You’ve worked with Mary Elizabeth Winstead in your past two features, do you plan to continue fitting her into roles in your films?
JP: I would love to work with Mary again. Honestly, I hope to make a number of films in my life and I would love to work with all of these actors again. You have to find people that you think are perfect for the role and an actor that you love might not be perfect for a certain role but all things being equal I love the idea of having an ensemble, like a stock company of actors that I can keep working with again. The same thing that excited me about working with Nick Nolte on my first film, I’m still excited about that and I would love to work with him again. I love really great actors and I love watching people who can make me laugh and then break my heart.
If you were handed the keys to any superhero or supervillain movie, what would you want to do?

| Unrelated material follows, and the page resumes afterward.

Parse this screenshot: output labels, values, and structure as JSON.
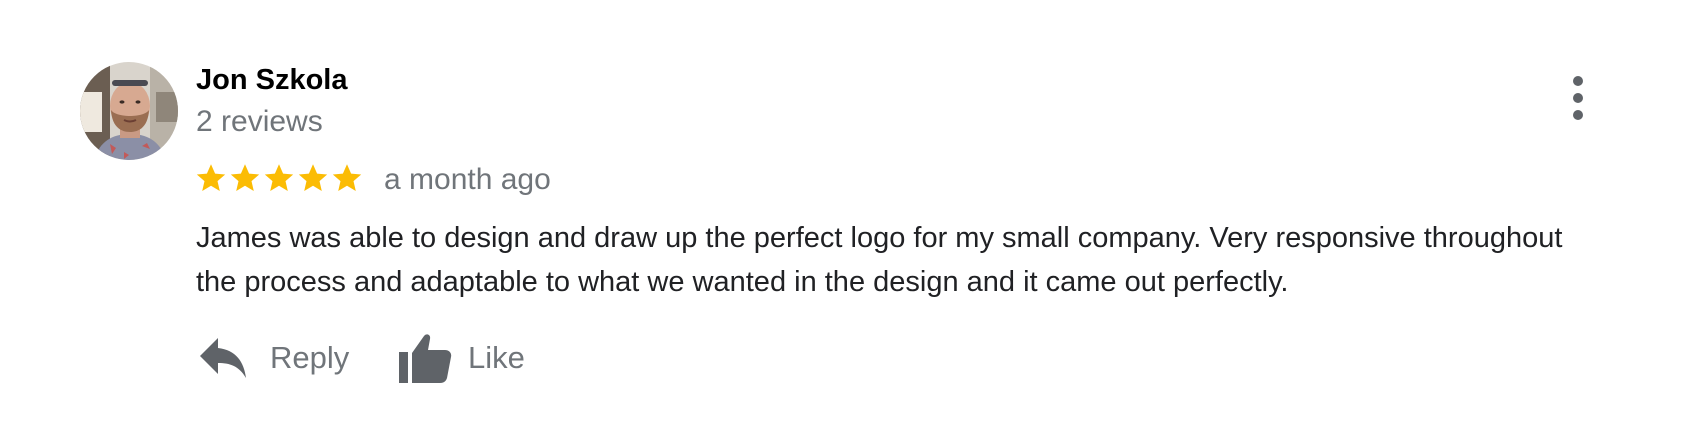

JP: That’s really tough. I feel like my take on heroes is really specific and human and flawed that I don’t know if the people financing the movie would want me to make it. It’s hard for me to say because I would...we live in the golden age of superhero movies where we have really damaged characters but I would probably want to push them even further. This book ‘Pure’ that I’m finishing the adaptation on, I wouldn’t call it a superhero story because it has more in common with ‘Brazil’ or ‘Pan’s Labyrinth’ or ‘City of Lost Children’. One of the main characters is a 15-year old girl with a doll for a hand. It’s futuristic Baltimore with all these detonations so people have all these things fused to them. One of the main character has birds growing out of his back; another guy is fused to his brother. It’s really strange and somehow funny and weird and moving. It’s a great adventure story that reminds me of ‘Wizard of Oz’ in some ways, which is one of my favorite movies.
Do you have anyone attached to star in that yet?
JP: No, not at all. It’s really early stages. Most of the main characters are teenagers so we’ll see. Casting teenagers is so tough because if you shoot a movie in 2012 and do a really extensive casting search and meet all these great American and British and Australian actors, you can get a sense of where the acting talent is in that year but if you shoot a movie 3 years later, most of them are probably too old so you have to go out and rediscover. So who knows. I’m sure the actors that will be the best actors for those roles aren’t even on my radar yet. Some director will put them in something for Sundance next year that will blow everyone’s minds and that’ll be them.
The Spectacular Now has worked its way through the festival circuit and will be hitting theaters in limited release on August 2.